In response, the Society’s Black Tie Annual Dinner was reimagined and with the foresight, perseverance and sheer hard work of the sub-committee led by Trish Mullen (Downing, 98), ably assisted by Antara Mascarenhas (Queens’, 02) and Fabrice Boucherat (Emmanuel, 93), the event took place as advertised on the evening of Friday 23rd October.

The event normally features one leading Australian or international guest speaker, however, moving online the virtual event format allowed for three Cambridge alumni speakers: Claire Spencer AM, Chief Executive Officer of the Arts Centre Melbourne, Alice Fraser, writer, broadcaster and comedian, and Miriam Margolyes OBE, stage, screen and radio actor.

For those that had booked, a magnificent Tucker Box, resplendent with the University Arms, materialised on their doorsteps on the day containing gourmet food, local wine, a Bingo scroll, lucky tickets, a menu, running order and cooking instructions. This was an impressive logistical feat by the organising team to work with local suppliers who were still permitted to make contactless deliveries under the strict lockdown.

Attendees were sent a music playlist to enjoy as they prepared for the evening and the virtual doors opened at 6:45pm for a 7pm official start time. Incredibly, well over 100 alumni and guests, generally dressed in traditional Black Tie, joined the virtual dinner with formally set dinner tables, some laden with flowers and of course, some joined by cats and dogs during the virtual event who were curious to their owners preoccupation. General Zoom tech issues were avoided with many members having previously attended various virtual quiz nights held by the Society throughout Melbourne’s long lockdown.

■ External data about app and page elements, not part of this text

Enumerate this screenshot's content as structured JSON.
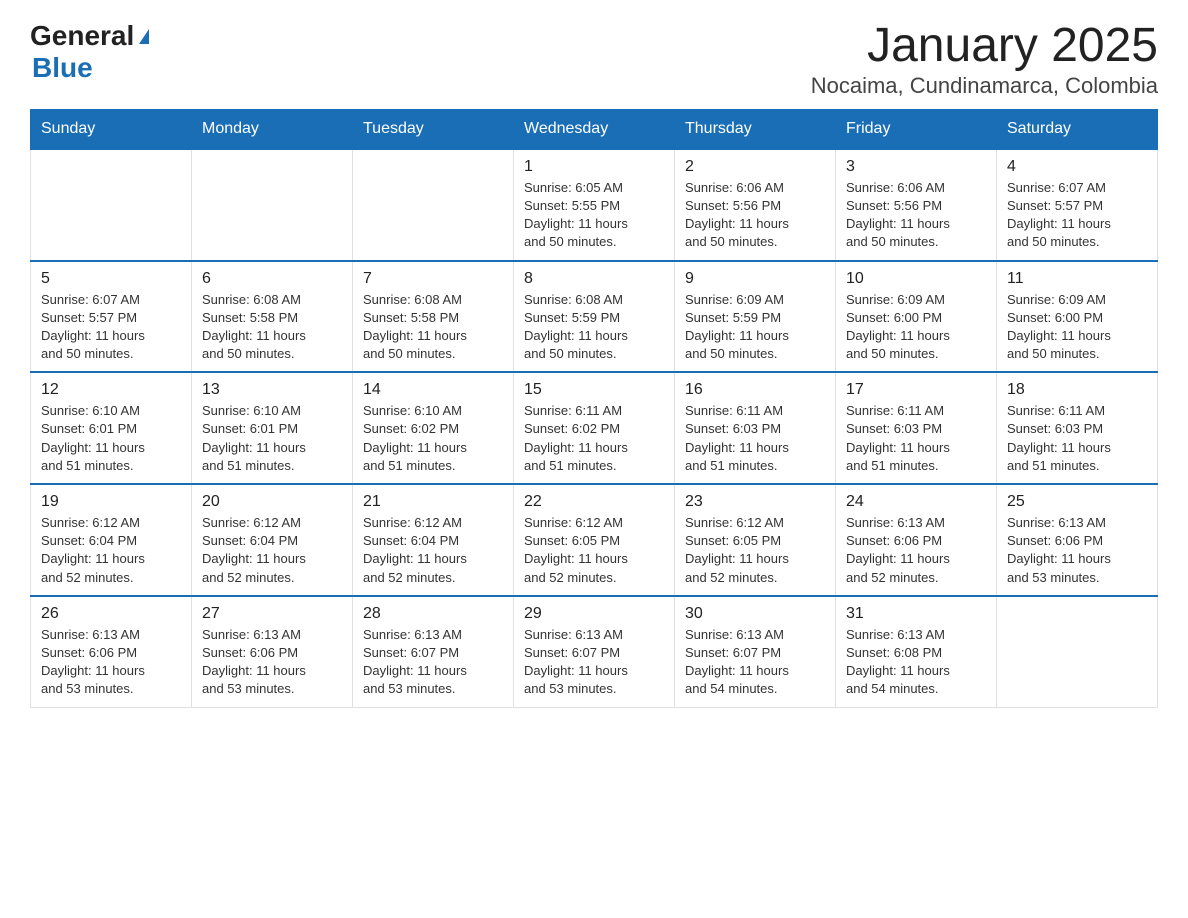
{
  "header": {
    "logo_general": "General",
    "logo_blue": "Blue",
    "title": "January 2025",
    "subtitle": "Nocaima, Cundinamarca, Colombia"
  },
  "days_of_week": [
    "Sunday",
    "Monday",
    "Tuesday",
    "Wednesday",
    "Thursday",
    "Friday",
    "Saturday"
  ],
  "weeks": [
    [
      {
        "day": "",
        "info": ""
      },
      {
        "day": "",
        "info": ""
      },
      {
        "day": "",
        "info": ""
      },
      {
        "day": "1",
        "info": "Sunrise: 6:05 AM\nSunset: 5:55 PM\nDaylight: 11 hours\nand 50 minutes."
      },
      {
        "day": "2",
        "info": "Sunrise: 6:06 AM\nSunset: 5:56 PM\nDaylight: 11 hours\nand 50 minutes."
      },
      {
        "day": "3",
        "info": "Sunrise: 6:06 AM\nSunset: 5:56 PM\nDaylight: 11 hours\nand 50 minutes."
      },
      {
        "day": "4",
        "info": "Sunrise: 6:07 AM\nSunset: 5:57 PM\nDaylight: 11 hours\nand 50 minutes."
      }
    ],
    [
      {
        "day": "5",
        "info": "Sunrise: 6:07 AM\nSunset: 5:57 PM\nDaylight: 11 hours\nand 50 minutes."
      },
      {
        "day": "6",
        "info": "Sunrise: 6:08 AM\nSunset: 5:58 PM\nDaylight: 11 hours\nand 50 minutes."
      },
      {
        "day": "7",
        "info": "Sunrise: 6:08 AM\nSunset: 5:58 PM\nDaylight: 11 hours\nand 50 minutes."
      },
      {
        "day": "8",
        "info": "Sunrise: 6:08 AM\nSunset: 5:59 PM\nDaylight: 11 hours\nand 50 minutes."
      },
      {
        "day": "9",
        "info": "Sunrise: 6:09 AM\nSunset: 5:59 PM\nDaylight: 11 hours\nand 50 minutes."
      },
      {
        "day": "10",
        "info": "Sunrise: 6:09 AM\nSunset: 6:00 PM\nDaylight: 11 hours\nand 50 minutes."
      },
      {
        "day": "11",
        "info": "Sunrise: 6:09 AM\nSunset: 6:00 PM\nDaylight: 11 hours\nand 50 minutes."
      }
    ],
    [
      {
        "day": "12",
        "info": "Sunrise: 6:10 AM\nSunset: 6:01 PM\nDaylight: 11 hours\nand 51 minutes."
      },
      {
        "day": "13",
        "info": "Sunrise: 6:10 AM\nSunset: 6:01 PM\nDaylight: 11 hours\nand 51 minutes."
      },
      {
        "day": "14",
        "info": "Sunrise: 6:10 AM\nSunset: 6:02 PM\nDaylight: 11 hours\nand 51 minutes."
      },
      {
        "day": "15",
        "info": "Sunrise: 6:11 AM\nSunset: 6:02 PM\nDaylight: 11 hours\nand 51 minutes."
      },
      {
        "day": "16",
        "info": "Sunrise: 6:11 AM\nSunset: 6:03 PM\nDaylight: 11 hours\nand 51 minutes."
      },
      {
        "day": "17",
        "info": "Sunrise: 6:11 AM\nSunset: 6:03 PM\nDaylight: 11 hours\nand 51 minutes."
      },
      {
        "day": "18",
        "info": "Sunrise: 6:11 AM\nSunset: 6:03 PM\nDaylight: 11 hours\nand 51 minutes."
      }
    ],
    [
      {
        "day": "19",
        "info": "Sunrise: 6:12 AM\nSunset: 6:04 PM\nDaylight: 11 hours\nand 52 minutes."
      },
      {
        "day": "20",
        "info": "Sunrise: 6:12 AM\nSunset: 6:04 PM\nDaylight: 11 hours\nand 52 minutes."
      },
      {
        "day": "21",
        "info": "Sunrise: 6:12 AM\nSunset: 6:04 PM\nDaylight: 11 hours\nand 52 minutes."
      },
      {
        "day": "22",
        "info": "Sunrise: 6:12 AM\nSunset: 6:05 PM\nDaylight: 11 hours\nand 52 minutes."
      },
      {
        "day": "23",
        "info": "Sunrise: 6:12 AM\nSunset: 6:05 PM\nDaylight: 11 hours\nand 52 minutes."
      },
      {
        "day": "24",
        "info": "Sunrise: 6:13 AM\nSunset: 6:06 PM\nDaylight: 11 hours\nand 52 minutes."
      },
      {
        "day": "25",
        "info": "Sunrise: 6:13 AM\nSunset: 6:06 PM\nDaylight: 11 hours\nand 53 minutes."
      }
    ],
    [
      {
        "day": "26",
        "info": "Sunrise: 6:13 AM\nSunset: 6:06 PM\nDaylight: 11 hours\nand 53 minutes."
      },
      {
        "day": "27",
        "info": "Sunrise: 6:13 AM\nSunset: 6:06 PM\nDaylight: 11 hours\nand 53 minutes."
      },
      {
        "day": "28",
        "info": "Sunrise: 6:13 AM\nSunset: 6:07 PM\nDaylight: 11 hours\nand 53 minutes."
      },
      {
        "day": "29",
        "info": "Sunrise: 6:13 AM\nSunset: 6:07 PM\nDaylight: 11 hours\nand 53 minutes."
      },
      {
        "day": "30",
        "info": "Sunrise: 6:13 AM\nSunset: 6:07 PM\nDaylight: 11 hours\nand 54 minutes."
      },
      {
        "day": "31",
        "info": "Sunrise: 6:13 AM\nSunset: 6:08 PM\nDaylight: 11 hours\nand 54 minutes."
      },
      {
        "day": "",
        "info": ""
      }
    ]
  ],
  "colors": {
    "header_bg": "#1a6eb5",
    "header_text": "#ffffff",
    "border_top": "#1a6eb5"
  }
}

Following President Dr Raul Sanchez Urribarri’s (St. Edmund’s, 98) introductions the evening got off to a flying start with crowd-warming repartee and songs from our inimitable comedienne Alice Fraser (marooned in Sydney but still managing to broadcast to the UK and USA). Claire Spencer AM, CEO of the Melbourne Arts Centre, followed with a full exposé on the trials and tribulations that had hit and were now confronting the Arts Industry, finishing with a substantial Q&A session.

In the meantime the participants ate, drank, and applauded, trying to remember to record various mentions of Cambridge Colleges on their bingo sheets. Everyone enjoyed an update on Cambridge Australia Scholars activities from Antara, and then the grand finale with Claire Spencer in Melbourne in a delightful in-depth conversation with Miriam Margolyes OBE, who happened to be on retreat in Italy, but whose deep ties to both Australia and Cambridge enriched the conversation.

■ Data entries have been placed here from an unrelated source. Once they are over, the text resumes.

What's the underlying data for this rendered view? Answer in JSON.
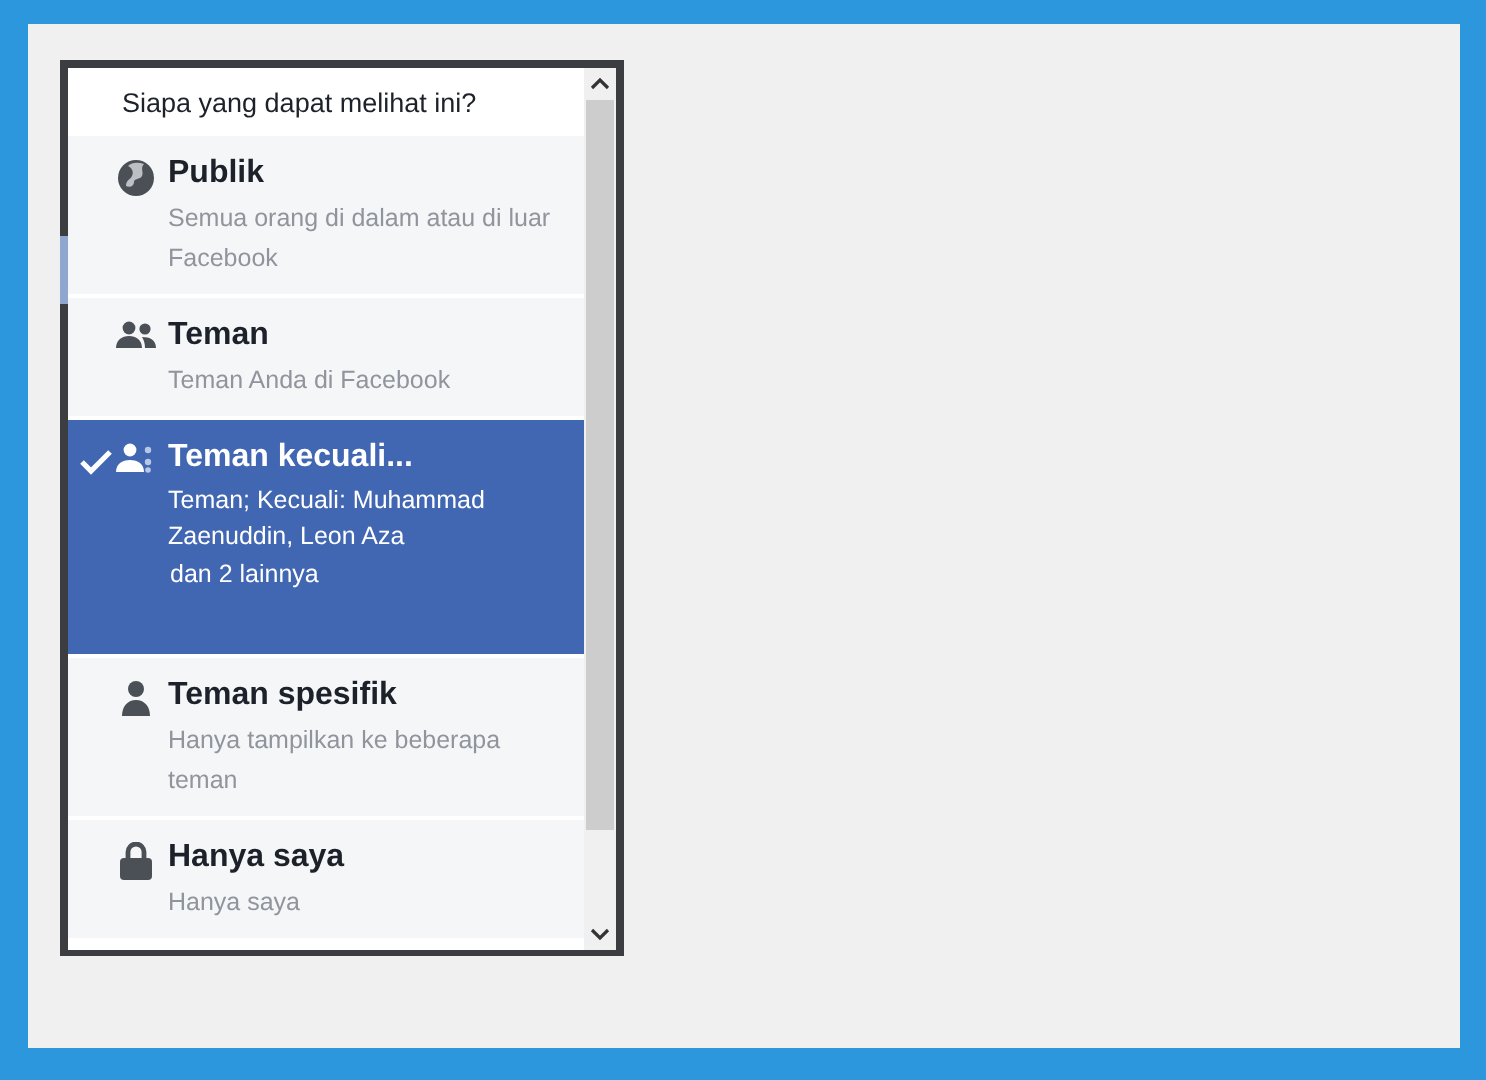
{
  "menu": {
    "title": "Siapa yang dapat melihat ini?",
    "items": [
      {
        "kind": "globe",
        "label": "Publik",
        "description": "Semua orang di dalam atau di luar Facebook",
        "selected": false
      },
      {
        "kind": "friends",
        "label": "Teman",
        "description": "Teman Anda di Facebook",
        "selected": false
      },
      {
        "kind": "friends-except",
        "label": "Teman kecuali...",
        "description": "Teman; Kecuali: Muhammad Zaenuddin, Leon Aza",
        "extra": "dan 2 lainnya",
        "selected": true
      },
      {
        "kind": "person",
        "label": "Teman spesifik",
        "description": "Hanya tampilkan ke beberapa teman",
        "selected": false
      },
      {
        "kind": "lock",
        "label": "Hanya saya",
        "description": "Hanya saya",
        "selected": false
      }
    ]
  }
}
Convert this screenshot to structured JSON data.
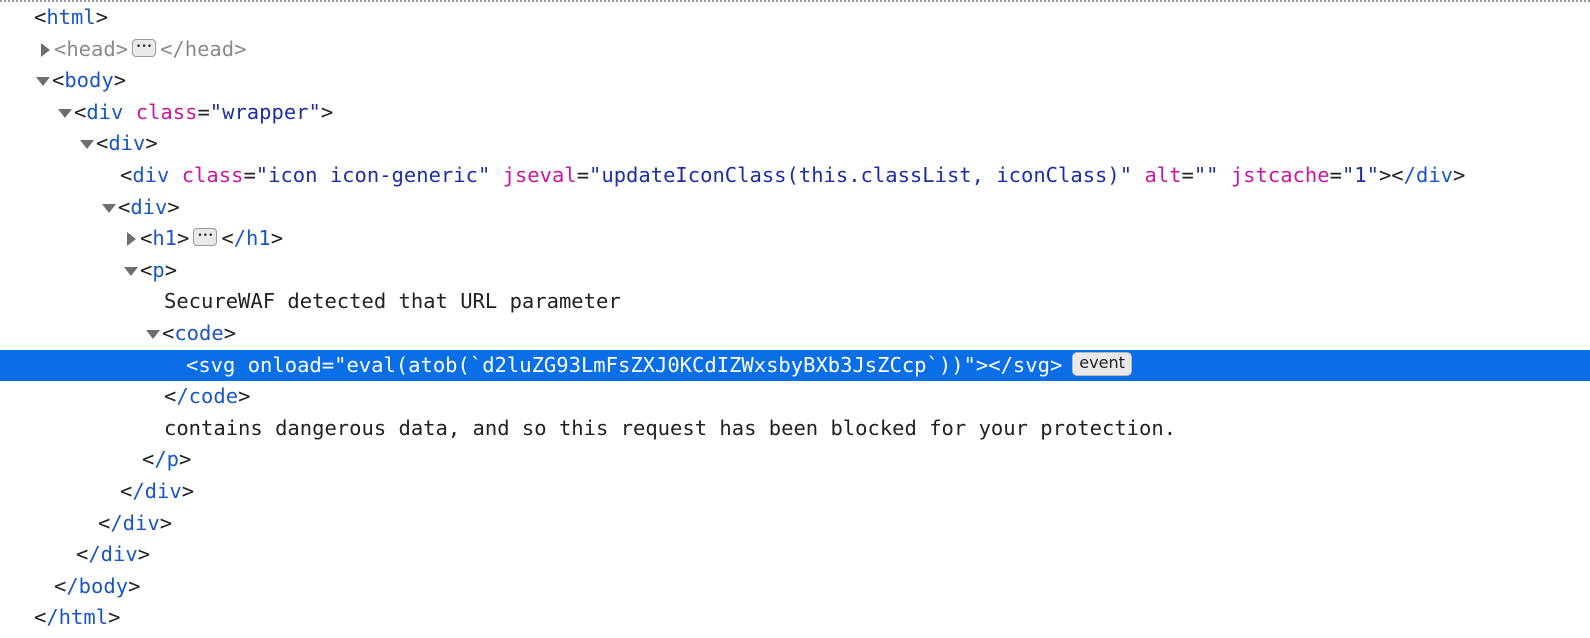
{
  "nodes": {
    "html_open": "html",
    "head": "head",
    "head_close": "/head",
    "body_open": "body",
    "wrapper_div": "div",
    "wrapper_class_attr": "class",
    "wrapper_class_val": "\"wrapper\"",
    "div2": "div",
    "icon_div": "div",
    "icon_class_attr": "class",
    "icon_class_val": "\"icon icon-generic\"",
    "icon_jseval_attr": "jseval",
    "icon_jseval_val": "\"updateIconClass(this.classList, iconClass)\"",
    "icon_alt_attr": "alt",
    "icon_alt_val": "\"\"",
    "icon_jstcache_attr": "jstcache",
    "icon_jstcache_val": "\"1\"",
    "icon_div_close": "/div",
    "div3": "div",
    "h1": "h1",
    "h1_close": "/h1",
    "p_open": "p",
    "text1": "SecureWAF detected that URL parameter",
    "code_open": "code",
    "selected_text": "<svg onload=\"eval(atob(`d2luZG93LmFsZXJ0KCdIZWxsbyBXb3JsZCcp`))\"></svg>",
    "event_badge": "event",
    "code_close": "/code",
    "text2": "contains dangerous data, and so this request has been blocked for your protection.",
    "p_close": "/p",
    "div3_close": "/div",
    "div2_close": "/div",
    "wrapper_close": "/div",
    "body_close": "/body",
    "html_close": "/html"
  }
}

The event concluded in the usual manner, lively chats between those still in the virtual room, a welcome opportunity for some to catch up after a long year apart from friends, family and fellow alumni. Particular thanks are due to Trish, the M.C. for the night who, seamlessly manipulating the Zoom controls, produced a truly great evening, an Annual Dinner to remember.